Ask any consumer what Facebook is and they'll most likely say it's a social network.
Ask a Facebook employee and they'll most likely say it's the largest advertising platform on the planet.
Ask a marketer and they'll probably talk about Facebook being a land of opportunity.
Being a large ad platform has many perks - for example you're able to reach a huge audience. However, with so many people on the platform, Facebook also needs to allow advertisers to narrow down to their target audiences to maximize the efficiency of their ad offerings. This presents two key problems; First, many companies presume they know who their audiences are but don't always get it completely right. And second, even if you do know exactly who your audience is, there are endless ways and options for reaching them.
For example, you can target by interest, location, title, likes, lookalikes, connections, and more - add to that elements such as timing and seasonality, and the offer/messaging used, and it's easy to see why marketers get lost on their journey to Facebook success. With so many variations and variables, no two campaigns will act the same, even if you run the same exact campaign with the same targeting and ads.
Additionally, your ad's performance will change over the duration of its lifetime due to various factors, including competition, seasonality, timing. etc.
Whatever you do, you should never target the same audience with different campaigns at the same time.

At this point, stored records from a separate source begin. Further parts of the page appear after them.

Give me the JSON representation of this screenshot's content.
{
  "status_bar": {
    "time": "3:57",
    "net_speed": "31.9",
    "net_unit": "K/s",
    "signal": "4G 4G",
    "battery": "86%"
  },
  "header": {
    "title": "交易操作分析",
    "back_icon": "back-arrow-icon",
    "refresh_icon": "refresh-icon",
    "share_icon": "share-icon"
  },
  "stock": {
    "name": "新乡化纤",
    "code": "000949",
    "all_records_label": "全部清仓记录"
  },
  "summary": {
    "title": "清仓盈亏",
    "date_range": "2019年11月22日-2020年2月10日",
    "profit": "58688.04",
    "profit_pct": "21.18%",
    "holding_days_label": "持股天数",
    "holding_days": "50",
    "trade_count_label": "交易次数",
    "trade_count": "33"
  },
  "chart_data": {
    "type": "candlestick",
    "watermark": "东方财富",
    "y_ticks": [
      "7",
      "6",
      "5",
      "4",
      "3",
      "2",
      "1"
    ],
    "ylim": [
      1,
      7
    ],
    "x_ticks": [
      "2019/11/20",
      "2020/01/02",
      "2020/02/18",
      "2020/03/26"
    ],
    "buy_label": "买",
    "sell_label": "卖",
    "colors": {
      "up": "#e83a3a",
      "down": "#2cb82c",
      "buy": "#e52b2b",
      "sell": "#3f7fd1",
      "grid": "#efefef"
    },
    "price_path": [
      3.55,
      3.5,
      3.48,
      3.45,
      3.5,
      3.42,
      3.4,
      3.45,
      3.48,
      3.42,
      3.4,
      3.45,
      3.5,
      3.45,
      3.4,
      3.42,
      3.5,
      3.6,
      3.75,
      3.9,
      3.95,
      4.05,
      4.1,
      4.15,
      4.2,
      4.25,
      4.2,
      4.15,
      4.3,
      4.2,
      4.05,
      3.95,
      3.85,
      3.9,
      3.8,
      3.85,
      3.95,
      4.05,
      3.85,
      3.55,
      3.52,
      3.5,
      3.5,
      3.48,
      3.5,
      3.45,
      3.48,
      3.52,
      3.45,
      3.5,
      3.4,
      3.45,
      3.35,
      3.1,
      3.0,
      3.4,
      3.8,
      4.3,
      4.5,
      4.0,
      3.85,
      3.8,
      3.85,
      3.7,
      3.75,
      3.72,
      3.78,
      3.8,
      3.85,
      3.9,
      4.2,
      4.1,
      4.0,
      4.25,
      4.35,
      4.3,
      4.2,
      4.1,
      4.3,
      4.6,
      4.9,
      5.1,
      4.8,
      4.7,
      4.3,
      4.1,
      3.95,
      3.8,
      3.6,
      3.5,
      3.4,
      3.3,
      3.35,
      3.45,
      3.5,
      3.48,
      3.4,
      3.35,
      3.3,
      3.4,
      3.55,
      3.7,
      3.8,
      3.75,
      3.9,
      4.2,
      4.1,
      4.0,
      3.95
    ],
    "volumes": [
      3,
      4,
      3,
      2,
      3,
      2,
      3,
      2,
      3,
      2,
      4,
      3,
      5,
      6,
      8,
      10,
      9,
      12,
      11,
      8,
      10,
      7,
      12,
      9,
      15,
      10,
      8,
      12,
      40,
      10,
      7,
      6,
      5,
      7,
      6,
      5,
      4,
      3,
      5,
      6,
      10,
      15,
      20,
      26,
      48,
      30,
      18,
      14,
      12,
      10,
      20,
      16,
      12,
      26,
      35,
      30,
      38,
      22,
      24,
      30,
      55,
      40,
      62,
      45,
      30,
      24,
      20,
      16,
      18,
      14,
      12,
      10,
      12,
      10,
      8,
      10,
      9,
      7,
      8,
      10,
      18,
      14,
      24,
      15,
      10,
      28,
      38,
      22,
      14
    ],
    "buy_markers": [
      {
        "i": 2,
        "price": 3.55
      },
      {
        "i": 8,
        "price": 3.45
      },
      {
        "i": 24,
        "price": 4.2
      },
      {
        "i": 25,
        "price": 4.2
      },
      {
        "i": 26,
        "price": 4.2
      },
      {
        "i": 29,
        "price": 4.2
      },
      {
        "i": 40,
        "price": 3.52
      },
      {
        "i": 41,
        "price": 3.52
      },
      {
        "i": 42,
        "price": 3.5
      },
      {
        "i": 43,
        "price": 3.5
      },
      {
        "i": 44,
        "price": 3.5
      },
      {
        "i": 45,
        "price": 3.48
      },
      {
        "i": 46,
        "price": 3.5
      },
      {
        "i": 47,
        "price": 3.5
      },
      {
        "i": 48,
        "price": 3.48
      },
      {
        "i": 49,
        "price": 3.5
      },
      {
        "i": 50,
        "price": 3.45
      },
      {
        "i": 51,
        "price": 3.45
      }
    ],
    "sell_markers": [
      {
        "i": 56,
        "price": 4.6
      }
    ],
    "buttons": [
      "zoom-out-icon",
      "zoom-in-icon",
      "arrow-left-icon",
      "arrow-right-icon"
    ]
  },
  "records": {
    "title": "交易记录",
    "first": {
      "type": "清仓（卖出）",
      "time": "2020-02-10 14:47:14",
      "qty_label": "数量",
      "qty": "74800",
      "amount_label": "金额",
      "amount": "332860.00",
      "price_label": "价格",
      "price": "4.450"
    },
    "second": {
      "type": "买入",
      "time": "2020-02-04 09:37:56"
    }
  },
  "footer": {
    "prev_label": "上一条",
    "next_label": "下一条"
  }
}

If you do, you're essentially bidding against yourself. Narrowing down to a well-segmented audience can be good, but always ensure you have enough users to target and have spread out your budget accordingly. Test a few variations of ads and optimize as you go along.
But with so many variables and so much going on, how do you keep your campaigns in check - especially if you run many at a time?
Fortunately, there are two main metrics that allow you to quickly understand a campaign's performance and take the right actions.
1. Click-Through Rate (CTR)
Facebook's algorithm works similarly for organic traffic as it does for paid traffic - if your ad's click-through rate is low, it means people are not interested enough in the content.
In the case of an organic post, it'll simply be limited by Facebook and won't show to all your fans, whereas if it's a paid post you'll receive a low relevance score, which then increases your CPC/Impression costs.
So, if you start running a campaign and you see the CTR is poor, you most likely did something wrong, either with targeting or your ad itself, and you may need re-evaluate your process and copy.
Frequency is a metric that shows you how many times on average your audience have seen your ads. A score of below one usually signifies that your ads are doing well and reaching new users as they run; however, once you pass the one point, you are essentially starting to show your ads to the same people over and over again.
This can signify a few factors: either your ad has reached all intended users, or, you chose a bidding option which limits your reach to only part of your segment - in which case, increasing your bid should help you reach the rest of your audience and lower the frequency.
But why is a higher frequency an issue? Well, first off, if you bombard users with your ads they may quickly turn into spam. Users can mark your ads as spam, and if they do, Facebook will penalize you by charging more for each click/impression. Additionally, if you keep targeting the same audience, those who've already clicked will have no reason to do it again, and those who haven't clicked are less likely to do so, resulting in a huge drop in CTR. As previously explained, this will also result in your ads costing more.
A well-performing Facebook ad is one that starts off with a high CTR, remains with a stable frequency throughout its lifetime, and reaches all users once. It should be turned off or completed when the frequency starts rising and/or the CTR starts dropping.